Later, Wojcik moved to Houston where he worked for Airco Technical, and started the Research and Development department at CRC Automatic Welding with his Airco co-workers. After getting married and having a daughter, the family moved to the Austin area, where he taught welding at Austin Community College for 13 years. He began teaching at TSTC in April of 2012.


Wojcik, currently a Round Rock resident, said his proudest moment as a teacher came at the FABTECH conference, when he saw a former student speak.


“I was so proud when I heard the words uttered ‘My name is Alejandro Alvarez and I’m a doctoral candidate in Welding Engineering at Ohio State University,’” Wojcik said. “I met his advisor and he said ‘Alex speaks very highly of you because you pushed him in that direction.’ That is the pinnacle of my teaching career: that I inspired somebody so much that he would get a doctorate in Welding Engineering. It doesn’t get better than that.”


Three of Wojcik’s welding students attended the conference in Chicago as well.


“I know I’m making an impact because I have three students that showed up in Chicago just to see what was going on,” he said. “The only draw was this show and the fact that I was getting an award. They all came back excited. I’m passing on the torch, if you will.”


Wojcik credits his mentors with helping him in his career and is glad to show his students that way as well.


“I’ve had many great mentors who never really gave me a straight answer; instead they gave me a path to follow,” Wojcik said. “I try to do the same. It’s not about the end, it’s about the career.”
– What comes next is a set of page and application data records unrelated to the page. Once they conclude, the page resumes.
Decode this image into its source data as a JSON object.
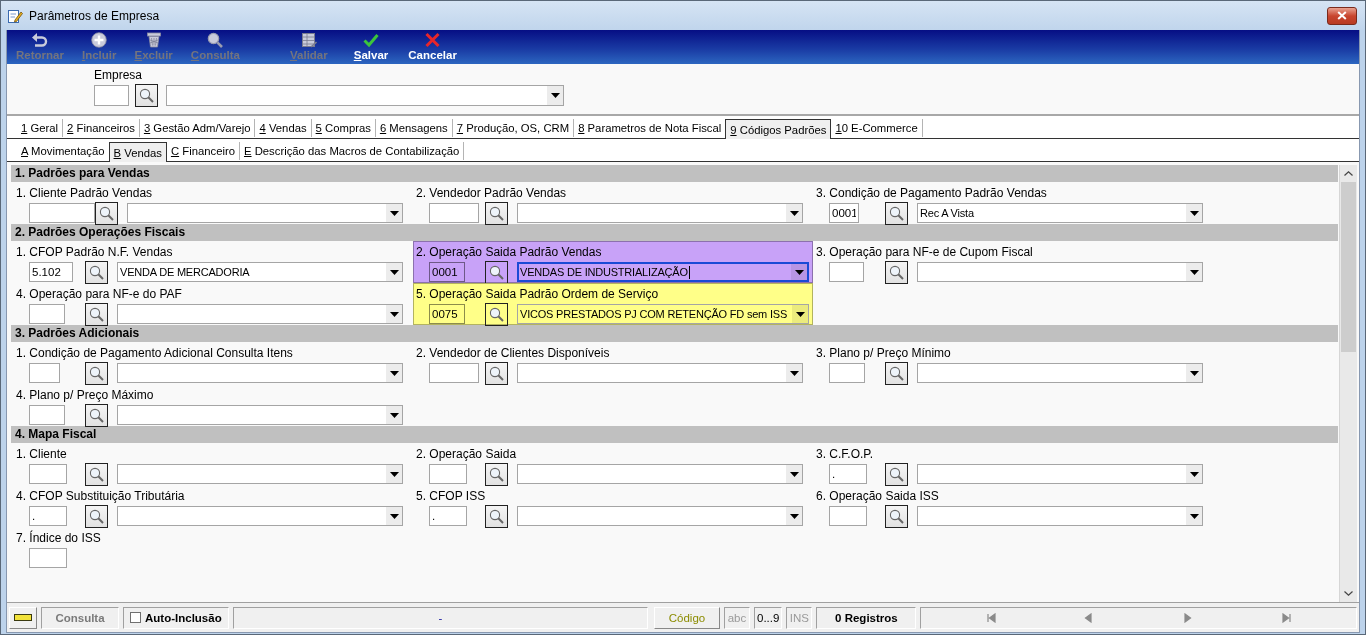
{
  "window": {
    "title": "Parâmetros de Empresa"
  },
  "toolbar": [
    {
      "label": "Retornar",
      "kind": "undo",
      "disabled": true,
      "mnemonic": false
    },
    {
      "label": "Incluir",
      "kind": "add",
      "disabled": true,
      "mnemonic": true
    },
    {
      "label": "Excluir",
      "kind": "delete",
      "disabled": true,
      "mnemonic": true
    },
    {
      "label": "Consulta",
      "kind": "search",
      "disabled": true,
      "mnemonic": true
    },
    {
      "label": "Validar",
      "kind": "validate",
      "disabled": true,
      "mnemonic": true
    },
    {
      "label": "Salvar",
      "kind": "save",
      "disabled": false,
      "mnemonic": true
    },
    {
      "label": "Cancelar",
      "kind": "cancel",
      "disabled": false,
      "mnemonic": false
    }
  ],
  "company": {
    "label": "Empresa"
  },
  "tabs": [
    {
      "label": "1 Geral",
      "selected": false
    },
    {
      "label": "2 Financeiros",
      "selected": false
    },
    {
      "label": "3 Gestão Adm/Varejo",
      "selected": false
    },
    {
      "label": "4 Vendas",
      "selected": false
    },
    {
      "label": "5 Compras",
      "selected": false
    },
    {
      "label": "6 Mensagens",
      "selected": false
    },
    {
      "label": "7 Produção, OS, CRM",
      "selected": false
    },
    {
      "label": "8 Parametros de Nota Fiscal",
      "selected": false
    },
    {
      "label": "9 Códigos Padrões",
      "selected": true
    },
    {
      "label": "10 E-Commerce",
      "selected": false
    }
  ],
  "subtabs": [
    {
      "label": "A Movimentação",
      "selected": false
    },
    {
      "label": "B Vendas",
      "selected": true
    },
    {
      "label": "C Financeiro",
      "selected": false
    },
    {
      "label": "E Descrição das Macros de Contabilização",
      "selected": false
    }
  ],
  "sections": [
    {
      "title": "1. Padrões para Vendas",
      "fields": [
        {
          "kind": "lookup",
          "label": "1. Cliente Padrão Vendas"
        },
        {
          "kind": "lookup",
          "label": "2. Vendedor Padrão Vendas"
        },
        {
          "kind": "lookup",
          "label": "3. Condição de Pagamento Padrão Vendas",
          "code": "0001",
          "value": "Rec A Vista"
        }
      ]
    },
    {
      "title": "2. Padrões Operações Fiscais",
      "fields": [
        {
          "kind": "lookup",
          "label": "1. CFOP Padrão N.F. Vendas",
          "code": "5.102",
          "value": "VENDA DE MERCADORIA"
        },
        {
          "kind": "lookup",
          "label": "2. Operação Saida Padrão Vendas",
          "code": "0001",
          "value": "VENDAS DE INDUSTRIALIZAÇÃO",
          "focused": true,
          "color": "#c8a2f8"
        },
        {
          "kind": "lookup",
          "label": "3. Operação para NF-e de Cupom Fiscal"
        },
        {
          "kind": "lookup",
          "label": "4. Operação para NF-e do PAF"
        },
        {
          "kind": "lookup",
          "label": "5. Operação Saida Padrão Ordem de Serviço",
          "code": "0075",
          "value": "VICOS PRESTADOS PJ COM RETENÇÃO FD sem ISS",
          "color": "#ffff88"
        }
      ]
    },
    {
      "title": "3. Padrões Adicionais",
      "fields": [
        {
          "kind": "lookup",
          "label": "1. Condição de Pagamento Adicional Consulta Itens"
        },
        {
          "kind": "lookup",
          "label": "2. Vendedor de Clientes Disponíveis"
        },
        {
          "kind": "lookup",
          "label": "3. Plano p/ Preço Mínimo"
        },
        {
          "kind": "lookup",
          "label": "4. Plano p/ Preço Máximo"
        }
      ]
    },
    {
      "title": "4. Mapa Fiscal",
      "fields": [
        {
          "kind": "lookup",
          "label": "1. Cliente"
        },
        {
          "kind": "lookup",
          "label": "2. Operação Saida"
        },
        {
          "kind": "lookup",
          "label": "3. C.F.O.P.",
          "code": "."
        },
        {
          "kind": "lookup",
          "label": "4. CFOP Substituição Tributária",
          "code": "."
        },
        {
          "kind": "lookup",
          "label": "5. CFOP ISS",
          "code": "."
        },
        {
          "kind": "lookup",
          "label": "6. Operação Saida ISS"
        },
        {
          "kind": "code",
          "label": "7. Índice do ISS"
        }
      ]
    }
  ],
  "status_bar": {
    "mode": "Consulta",
    "auto_inclusion": {
      "label": "Auto-Inclusão",
      "checked": false
    },
    "message": "-",
    "key_button": "Código",
    "indicators": [
      {
        "label": "abc",
        "active": false
      },
      {
        "label": "0...9",
        "active": true
      },
      {
        "label": "INS",
        "active": false
      }
    ],
    "records": "0 Registros"
  }
}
The American Welding Society (AWS) was founded in 1919, as a nonprofit organization with a global mission to advance the science, technology and application of welding and allied joining and cutting processes. AWS strives to move the industry forward in both thought and action, as well as inspire new generations to see the exciting career opportunities available today.
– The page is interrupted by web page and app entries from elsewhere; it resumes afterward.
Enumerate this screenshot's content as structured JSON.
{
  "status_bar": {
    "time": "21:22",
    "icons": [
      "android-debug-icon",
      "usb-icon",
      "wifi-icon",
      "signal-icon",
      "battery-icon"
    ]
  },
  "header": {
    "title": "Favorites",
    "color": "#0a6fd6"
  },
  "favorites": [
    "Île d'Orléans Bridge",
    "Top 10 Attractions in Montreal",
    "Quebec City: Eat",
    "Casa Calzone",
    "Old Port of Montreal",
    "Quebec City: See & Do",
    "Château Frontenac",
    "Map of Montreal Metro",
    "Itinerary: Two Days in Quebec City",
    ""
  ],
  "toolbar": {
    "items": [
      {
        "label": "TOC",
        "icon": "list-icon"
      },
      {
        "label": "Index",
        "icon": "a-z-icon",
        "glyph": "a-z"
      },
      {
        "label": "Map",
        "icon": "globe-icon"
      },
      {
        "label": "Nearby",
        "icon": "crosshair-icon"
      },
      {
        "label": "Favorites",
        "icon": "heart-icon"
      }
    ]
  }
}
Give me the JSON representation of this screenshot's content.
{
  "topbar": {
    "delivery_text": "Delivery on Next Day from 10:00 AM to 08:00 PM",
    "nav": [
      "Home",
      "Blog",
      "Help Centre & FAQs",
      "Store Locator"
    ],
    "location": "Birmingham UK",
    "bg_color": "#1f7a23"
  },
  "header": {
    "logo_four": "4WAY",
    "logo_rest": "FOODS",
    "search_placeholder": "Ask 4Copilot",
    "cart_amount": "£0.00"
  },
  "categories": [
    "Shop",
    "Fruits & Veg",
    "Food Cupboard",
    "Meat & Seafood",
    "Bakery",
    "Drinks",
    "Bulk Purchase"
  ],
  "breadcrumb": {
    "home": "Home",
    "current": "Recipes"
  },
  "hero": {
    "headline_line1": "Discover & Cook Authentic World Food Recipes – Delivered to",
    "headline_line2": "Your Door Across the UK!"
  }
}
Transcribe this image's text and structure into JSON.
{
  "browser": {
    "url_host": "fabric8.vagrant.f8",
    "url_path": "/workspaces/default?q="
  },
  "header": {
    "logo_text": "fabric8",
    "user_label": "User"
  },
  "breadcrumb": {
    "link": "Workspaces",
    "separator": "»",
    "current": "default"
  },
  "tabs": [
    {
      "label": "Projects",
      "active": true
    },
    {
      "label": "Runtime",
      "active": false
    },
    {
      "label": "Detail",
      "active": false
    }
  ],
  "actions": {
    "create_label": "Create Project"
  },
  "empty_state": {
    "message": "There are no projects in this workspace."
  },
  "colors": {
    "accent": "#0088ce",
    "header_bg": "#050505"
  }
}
For more information on Texas State Technical College and the welding program, visit

TSTC Raises Money for Scholarships at Annual Welding Event

(HUTTO) – Ten teams competed in Texas State Technical College’s 2nd Annual Welding Pro-Am competition and Show-n-Shine Saturday, Oct. 28.
Competing welders built miniature barbecue pits, which were sold after the competition to raise money for scholarships. All money raised at the event benefits the welding department at TSTC in Williamson County and will help provide scholarships for incoming students.
Teams consisted of professional welders, and a welding student from the college was assigned to compete with each team. Welding Instructor Sam Flener said the event helps students build experience.
“Being able to work with a professional and have that experience prior to going out into the profession and seeing how they work, the tools they use and the experience they bring adds another dimension to their experience,” she said.
It also helps the students build industry contacts.
“Several of our pros commented on how well the students work, and they appreciated their skill level,” Flener said. “Overall, they were really happy with the students and their performance.”
Flener hopes to keep the event going next year and spread the word about TSTC.
“It broadens our exposure in the community not just locally, but even beyond that,” she said. “It gets the word out on what we’re trying to do here and the quality of the students we’re producing.”
The team of student Jonathan Chesser and professional Troy Hendrix of BT Water Jets took first place. Student Nate Logiudice and Ky Benford of KBG Welding took second, and student Brantley Hearn along with the Samsung team placed third.
TSTC in Williamson County Provost Edgar Padilla said that overall the event was a success.
“The event has exceeded our expectations, and this year we raised thousands of dollars that will be matched via our Texan Success Scholarship campaign,” Padilla said. “Local and regional vendors supported our efforts and generously contributed to the event, and the students gained valuable insight and experience before they enter the field. We’re really excited about next year’s’ event.”
At the event, TSTC raised $13,000 from sponsorships, entry fees and raffle and food donations. The TSTC Foundation will match cash amounts raised.
For more information on Texas State Technical College, visit